Offshore aquaculture is poised to grow in the coming years to help offset the U.S. seafood trade deficit, but concerns have been raised about the potential for fish waste to pollute surrounding waters by introducing unnaturally high nutrient levels. In this new study, researchers found little evidence of nutrient pollution from a commercial cobia aquaculture farm located offshore the Republic of Panama.
Three awards totaling $2 million in federal funding were recently awarded through the 2019 Sea Grant Highly Migratory Species (HMS) Research Initiative, a competitive research process.
New research and innovative collaborative efforts aim to advance domestic aquaculture. Forty two new projects funded by Sea Grant in three programs will work to increase understanding and transfer knowledge to end users for different topics and geographies across the U.S.
Sea Grant is funding new research aimed at understanding physical and chemical changes affecting American lobster (Homarus americanus) in the Gulf of Maine as well as a regional lobster extension program.
Sea Grant and the National Marine Fisheries Service (Fisheries) are pleased to announce the 2019 Fisheries-Sea Grant Joint Fellowship recipients. Eight population and ecosystem dynamics fellowships were awarded through a competitive selection process.
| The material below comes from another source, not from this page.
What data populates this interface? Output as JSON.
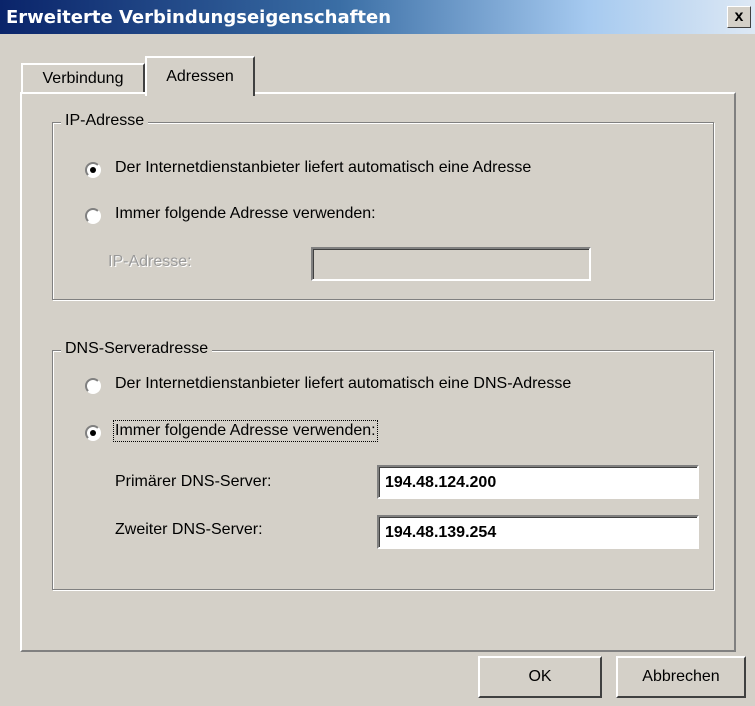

The Fisheries-Sea Grant Joint Fellowship program supports students pursuing doctoral degrees in population and ecosystem dynamics as well as marine resources economics. The program is a focused workforce development effort to train highly qualified professionals in areas of critical need for NOAA’s science-based approach to fisheries management.